The Upstream Suburban Philadelphia cluster is focused on five hydrologically separated stream systems - The Pennypack, Tookany, Wissahickon, Cobbs, and Poquessing. The cluster includes the upstream suburban portions of these watersheds in Bucks, Delaware, and Montgomery counties, where about 400,000 people reside. Almost all of the reaches of the cluster's waterways are on Pennsylvania's list of impaired streams due primarily to stormwater runoff and secondarily to excessive sediment and nutrient pollution. The work in this cluster will need to achieve water quality improvements through restoration of degraded areas.
This presentation will describe the multifaceted work of this cluster from project implementation to education and outreach with a special emphasis on Villanova University’s role in the DRWI.
Andrea L. Welker, PhD, PE is a Professor in the Civil and Environmental Engineering Department at Villanova University. She joined Villanova’s faculty after earning her PhD from The University of Texas at Austin. She is a registered Professional Engineer in the state of Pennsylvania. Dr. Welker teaches undergraduate soil mechanics, soil mechanics laboratory, geology, foundation design, and capstone design and graduate level courses in geoenvironmental engineering and geosynthetics. Most of Dr. Welker’s research focuses on studying the geotechnical aspects of stormwater control measures (SCMs) including rain gardens and permeable pavements. Specifically, she has performed a side-by-side comparison of porous asphalt and pervious concrete and has examined many aspects of rain gardens including infiltration, evapotranspiration, soil mix designs, and the effect this type of SCM has on the water table. In addition, she has developed cost effective inspection techniques for SCMs and studied the effect of multiple rain gardens on a watershed. Dr. Welker is currently part of a multi-state, multi-year effort supported by the William Penn Foundation to ensure plentiful, clean water in the Delaware River Watershed. She is active in the Geo-Institute of the American Society of Civil Engineers serving as the chair of the Continuing Education Committee. She is also the Midterm Director of the Civil Engineering Division of the American Society for Engineering Education.
This seminar does qualify for 1.0 Professional Development Hour (PDH). A Certificate of Attendance will be available on site for AWRA-PMAS members only. The meeting price for non-members who wish to receive a Certificate of Attendance for the PDH is $10.00 ($3.00 for meeting + $7.00 for certificate).

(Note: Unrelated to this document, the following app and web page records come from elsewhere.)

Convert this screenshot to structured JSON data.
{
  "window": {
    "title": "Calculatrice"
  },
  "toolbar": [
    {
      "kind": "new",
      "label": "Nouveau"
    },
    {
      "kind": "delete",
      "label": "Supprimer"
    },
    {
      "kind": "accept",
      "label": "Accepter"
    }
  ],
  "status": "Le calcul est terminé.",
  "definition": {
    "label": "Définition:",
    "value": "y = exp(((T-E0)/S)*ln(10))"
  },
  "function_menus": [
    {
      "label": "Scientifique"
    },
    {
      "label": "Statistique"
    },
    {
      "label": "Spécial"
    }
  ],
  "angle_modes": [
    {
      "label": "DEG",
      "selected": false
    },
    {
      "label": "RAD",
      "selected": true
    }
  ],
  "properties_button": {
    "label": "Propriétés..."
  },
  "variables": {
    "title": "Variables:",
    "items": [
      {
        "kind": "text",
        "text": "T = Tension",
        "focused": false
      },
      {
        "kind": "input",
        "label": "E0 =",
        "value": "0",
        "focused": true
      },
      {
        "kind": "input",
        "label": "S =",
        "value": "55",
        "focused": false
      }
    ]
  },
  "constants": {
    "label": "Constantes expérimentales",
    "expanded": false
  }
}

Please note: all lunch orders will close by noon on the day before the presentation. In addition, all lunch orders will need to be paid for online by this time. We are unable to refund the cost of lunch or meeting fees because they are paid ahead of time based on number of registrations.